The expected response is a copy of every line in the entries below that includes the word "chevron".

Material provided
—————

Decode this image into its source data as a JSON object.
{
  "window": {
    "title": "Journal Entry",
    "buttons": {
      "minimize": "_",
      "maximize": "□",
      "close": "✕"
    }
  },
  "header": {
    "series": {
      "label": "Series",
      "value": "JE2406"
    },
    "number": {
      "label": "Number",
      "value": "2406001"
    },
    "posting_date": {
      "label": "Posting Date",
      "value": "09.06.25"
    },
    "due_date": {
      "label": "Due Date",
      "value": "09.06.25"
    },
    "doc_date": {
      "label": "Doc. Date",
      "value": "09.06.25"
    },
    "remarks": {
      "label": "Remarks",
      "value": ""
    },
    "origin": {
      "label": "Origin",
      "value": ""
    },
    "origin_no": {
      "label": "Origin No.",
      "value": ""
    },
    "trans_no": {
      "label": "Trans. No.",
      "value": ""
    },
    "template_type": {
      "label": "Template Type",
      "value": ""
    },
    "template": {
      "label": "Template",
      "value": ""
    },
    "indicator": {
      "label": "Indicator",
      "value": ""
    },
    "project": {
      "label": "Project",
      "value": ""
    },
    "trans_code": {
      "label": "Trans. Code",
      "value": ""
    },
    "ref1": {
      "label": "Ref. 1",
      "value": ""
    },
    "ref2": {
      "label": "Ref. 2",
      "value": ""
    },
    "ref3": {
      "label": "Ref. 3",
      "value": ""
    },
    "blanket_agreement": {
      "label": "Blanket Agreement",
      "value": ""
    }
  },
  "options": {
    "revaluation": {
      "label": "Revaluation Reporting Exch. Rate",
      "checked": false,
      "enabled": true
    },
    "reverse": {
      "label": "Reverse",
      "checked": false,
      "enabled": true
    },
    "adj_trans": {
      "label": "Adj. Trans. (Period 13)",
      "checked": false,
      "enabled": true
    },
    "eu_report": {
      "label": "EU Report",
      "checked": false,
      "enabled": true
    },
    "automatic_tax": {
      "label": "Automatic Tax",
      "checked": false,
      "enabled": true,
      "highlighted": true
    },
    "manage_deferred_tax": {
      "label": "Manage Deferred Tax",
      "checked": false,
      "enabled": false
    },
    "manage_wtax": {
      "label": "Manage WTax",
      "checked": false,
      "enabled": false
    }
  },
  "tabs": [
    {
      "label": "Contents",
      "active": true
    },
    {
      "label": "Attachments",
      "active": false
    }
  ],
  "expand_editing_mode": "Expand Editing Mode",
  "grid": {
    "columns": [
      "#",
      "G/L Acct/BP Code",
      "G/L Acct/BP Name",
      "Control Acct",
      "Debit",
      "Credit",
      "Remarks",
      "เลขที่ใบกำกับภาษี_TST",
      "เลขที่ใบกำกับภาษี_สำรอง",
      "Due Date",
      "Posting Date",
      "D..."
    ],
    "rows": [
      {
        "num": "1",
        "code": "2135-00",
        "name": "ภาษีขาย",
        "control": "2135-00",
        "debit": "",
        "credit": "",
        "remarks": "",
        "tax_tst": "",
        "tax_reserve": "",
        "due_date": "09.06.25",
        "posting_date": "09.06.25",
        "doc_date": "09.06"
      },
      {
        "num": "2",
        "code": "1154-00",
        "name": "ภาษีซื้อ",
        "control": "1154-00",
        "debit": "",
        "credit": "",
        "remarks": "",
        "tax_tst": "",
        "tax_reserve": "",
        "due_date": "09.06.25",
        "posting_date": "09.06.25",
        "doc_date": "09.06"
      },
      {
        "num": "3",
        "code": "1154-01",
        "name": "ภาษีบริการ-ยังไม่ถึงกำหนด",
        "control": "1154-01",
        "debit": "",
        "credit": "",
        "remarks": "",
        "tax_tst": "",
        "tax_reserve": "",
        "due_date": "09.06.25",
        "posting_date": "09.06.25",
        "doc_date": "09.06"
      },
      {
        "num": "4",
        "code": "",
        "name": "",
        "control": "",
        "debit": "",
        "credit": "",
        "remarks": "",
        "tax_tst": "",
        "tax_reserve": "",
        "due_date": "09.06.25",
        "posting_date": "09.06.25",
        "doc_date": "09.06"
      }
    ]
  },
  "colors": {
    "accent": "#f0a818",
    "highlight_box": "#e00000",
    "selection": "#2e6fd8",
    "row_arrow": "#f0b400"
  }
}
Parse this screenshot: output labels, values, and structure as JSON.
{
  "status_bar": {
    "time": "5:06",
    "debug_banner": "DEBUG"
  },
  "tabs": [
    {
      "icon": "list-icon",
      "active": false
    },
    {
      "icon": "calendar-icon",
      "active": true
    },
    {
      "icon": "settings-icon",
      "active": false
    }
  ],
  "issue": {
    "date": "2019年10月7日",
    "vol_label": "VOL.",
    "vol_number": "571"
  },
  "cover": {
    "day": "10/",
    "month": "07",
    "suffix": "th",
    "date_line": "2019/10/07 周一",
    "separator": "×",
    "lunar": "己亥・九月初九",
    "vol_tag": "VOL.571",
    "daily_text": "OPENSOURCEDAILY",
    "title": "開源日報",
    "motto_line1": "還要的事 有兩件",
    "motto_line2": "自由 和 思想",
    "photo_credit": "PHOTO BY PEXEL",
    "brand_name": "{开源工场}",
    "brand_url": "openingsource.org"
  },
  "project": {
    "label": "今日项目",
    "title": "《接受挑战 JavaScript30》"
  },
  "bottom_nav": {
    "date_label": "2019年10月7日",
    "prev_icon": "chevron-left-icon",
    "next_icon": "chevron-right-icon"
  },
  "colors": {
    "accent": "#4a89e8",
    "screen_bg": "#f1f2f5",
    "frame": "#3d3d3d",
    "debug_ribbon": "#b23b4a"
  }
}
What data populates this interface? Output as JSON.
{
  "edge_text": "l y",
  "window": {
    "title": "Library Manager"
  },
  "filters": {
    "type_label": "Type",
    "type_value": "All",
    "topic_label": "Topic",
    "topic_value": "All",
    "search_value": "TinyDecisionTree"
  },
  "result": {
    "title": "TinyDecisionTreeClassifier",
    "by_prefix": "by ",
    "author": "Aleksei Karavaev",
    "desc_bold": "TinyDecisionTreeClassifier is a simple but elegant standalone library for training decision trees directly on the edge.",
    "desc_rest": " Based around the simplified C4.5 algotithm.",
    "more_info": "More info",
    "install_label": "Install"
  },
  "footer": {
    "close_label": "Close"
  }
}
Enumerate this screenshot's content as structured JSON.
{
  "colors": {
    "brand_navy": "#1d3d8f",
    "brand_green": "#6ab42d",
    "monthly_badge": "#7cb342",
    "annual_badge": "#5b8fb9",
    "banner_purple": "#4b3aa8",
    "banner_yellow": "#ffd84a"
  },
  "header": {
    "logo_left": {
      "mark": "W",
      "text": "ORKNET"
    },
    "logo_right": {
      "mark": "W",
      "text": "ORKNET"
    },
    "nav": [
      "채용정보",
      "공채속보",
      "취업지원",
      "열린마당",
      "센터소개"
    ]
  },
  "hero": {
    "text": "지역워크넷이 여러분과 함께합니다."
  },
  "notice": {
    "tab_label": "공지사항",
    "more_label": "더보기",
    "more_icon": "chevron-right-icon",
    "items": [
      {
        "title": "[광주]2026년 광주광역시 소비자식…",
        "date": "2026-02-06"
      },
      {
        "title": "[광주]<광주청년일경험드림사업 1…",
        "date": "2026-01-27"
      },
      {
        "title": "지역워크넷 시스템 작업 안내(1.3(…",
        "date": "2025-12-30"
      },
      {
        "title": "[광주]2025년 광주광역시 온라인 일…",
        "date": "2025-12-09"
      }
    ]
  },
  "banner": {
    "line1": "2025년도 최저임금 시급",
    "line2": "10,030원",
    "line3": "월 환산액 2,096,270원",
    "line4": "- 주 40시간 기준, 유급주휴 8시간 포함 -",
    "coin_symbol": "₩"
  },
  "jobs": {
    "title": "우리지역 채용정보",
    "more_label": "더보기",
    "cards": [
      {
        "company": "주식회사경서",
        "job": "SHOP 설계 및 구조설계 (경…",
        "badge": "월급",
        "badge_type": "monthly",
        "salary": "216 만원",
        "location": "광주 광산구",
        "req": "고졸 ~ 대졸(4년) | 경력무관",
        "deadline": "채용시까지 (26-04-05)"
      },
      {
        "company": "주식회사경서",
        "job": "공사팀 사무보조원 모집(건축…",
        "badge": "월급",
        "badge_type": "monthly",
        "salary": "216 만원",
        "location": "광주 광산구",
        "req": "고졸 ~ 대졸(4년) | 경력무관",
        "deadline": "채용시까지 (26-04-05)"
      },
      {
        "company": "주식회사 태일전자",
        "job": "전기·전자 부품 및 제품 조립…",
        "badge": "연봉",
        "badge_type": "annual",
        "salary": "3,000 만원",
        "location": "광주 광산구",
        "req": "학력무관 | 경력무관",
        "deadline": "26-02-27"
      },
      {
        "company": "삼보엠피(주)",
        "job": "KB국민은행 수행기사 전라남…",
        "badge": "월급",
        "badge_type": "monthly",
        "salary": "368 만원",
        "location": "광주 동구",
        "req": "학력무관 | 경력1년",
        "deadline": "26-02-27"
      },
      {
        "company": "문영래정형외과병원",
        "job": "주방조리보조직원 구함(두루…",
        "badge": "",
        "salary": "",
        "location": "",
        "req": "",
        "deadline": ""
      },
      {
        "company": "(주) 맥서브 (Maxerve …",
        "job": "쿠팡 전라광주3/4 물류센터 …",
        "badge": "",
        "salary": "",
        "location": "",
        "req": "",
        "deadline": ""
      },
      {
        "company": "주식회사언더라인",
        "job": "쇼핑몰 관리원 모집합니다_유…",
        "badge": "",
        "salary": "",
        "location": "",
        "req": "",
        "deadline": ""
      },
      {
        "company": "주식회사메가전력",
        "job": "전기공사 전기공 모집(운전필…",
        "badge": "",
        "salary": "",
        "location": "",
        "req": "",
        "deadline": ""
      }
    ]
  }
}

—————

Result for this exercise
    "prev_icon": "chevron-left-icon",
    "next_icon": "chevron-right-icon"
    "more_icon": "chevron-right-icon",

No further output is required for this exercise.